Jeffers, Thomas L. 2003. “The Logic of Material Interests in Conrad’s Nostromo.” Raritan 23.2: 80–111.

Mallios, Peter Lancelot. 2008. “Introduction: Untimely Nostromo.” Conradiana 40.3: 213–32.

McGann, Jerome. 2010. “Electronic Archives and Critical Editing.” Literature Compass 7.2: 37–42.

-----. 2008. “The Future Is Digital.” Journal of Victorian Culture 13.1: 80–88.

-----. 2001. Radiant Textuality: Literature After the World Wide Web. Basingstoke: Palgrave Macmillan.

-----. 2001. “Visible and Invisible Books: Hermetic Images in N-Dimensional Space.” New Literary History 32.2: 283–300.

Ross, Stephen. 2004. Columbia, Mo.: University of Missouri Press.

Ryan, Kiernan. “Revelation and Repression in Conrad’s Nostromo.” Modern Critical Interpretations: Nostromo, ed. Harold Bloom, 43–56. New York: Yale University Press.

Ward, David Allen. 1992. “‘An Ideal Conception’: Conrad’s ‘Nostromo’ and the Problem of Identity.” English Literature in Transition 35.3: 288–98.

Watts, Cedric. 2007. “Nostromo in T.P.’s Weekly.” Yearbook of Conrad Studies 3: 97–113.

-----. 1989. Joseph Conrad: A Literary Life. London: Macmillan.

White, Andrea. 2004. “Conrad, Language, and Narrative [review].” English Literature in Transition 47.4: 470–75.
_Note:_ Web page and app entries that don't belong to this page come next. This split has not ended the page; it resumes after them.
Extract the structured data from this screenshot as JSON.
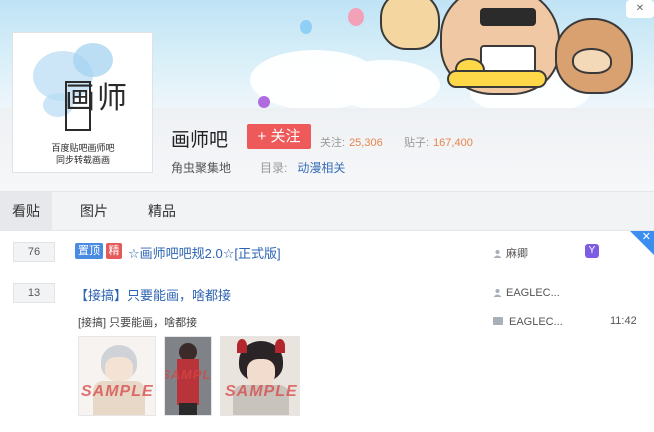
{
  "forum": {
    "name": "画师吧",
    "follow_label": "+ 关注",
    "stats": {
      "follow_label": "关注:",
      "follow_value": "25,306",
      "post_label": "贴子:",
      "post_value": "167,400"
    },
    "description": "角虫聚集地",
    "catalog_label": "目录:",
    "catalog_link": "动漫相关",
    "avatar": {
      "big_text": "画师",
      "slogan_line1": "百度贴吧画师吧",
      "slogan_line2": "同步转载画画"
    }
  },
  "tabs": [
    {
      "label": "看贴",
      "active": true
    },
    {
      "label": "图片",
      "active": false
    },
    {
      "label": "精品",
      "active": false
    }
  ],
  "threads": [
    {
      "reply_count": "76",
      "badges": [
        "置顶",
        "精"
      ],
      "title": "☆画师吧吧规2.0☆[正式版]",
      "author": "麻卿",
      "vip_badge": "Y"
    },
    {
      "reply_count": "13",
      "title": "【接搞】只要能画，啥都接",
      "author": "EAGLEC...",
      "abstract": "[接搞] 只要能画，啥都接",
      "last_reply_author": "EAGLEC...",
      "last_reply_time": "11:42",
      "thumb_watermark": "SAMPLE"
    }
  ],
  "colors": {
    "accent": "#ee5a5a",
    "link": "#2d64b3",
    "stat_number": "#e8864a",
    "corner": "#3b8ef0"
  }
}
Katie Tanigawa is a postgraduate student at the Department of English, University of Victoria, Canada, where she is working under the direction of Dr. Stephen Ross on a project for the Modernist Versions Project (MVP), an online database for comparative editions of various Modernist texts. Her doctoral project, which focuses on the three main textual variants of Nostromo, will serve as a research tool for scholars interested in the genetic criticism of Conrad’s works.


Back to the start of the essay.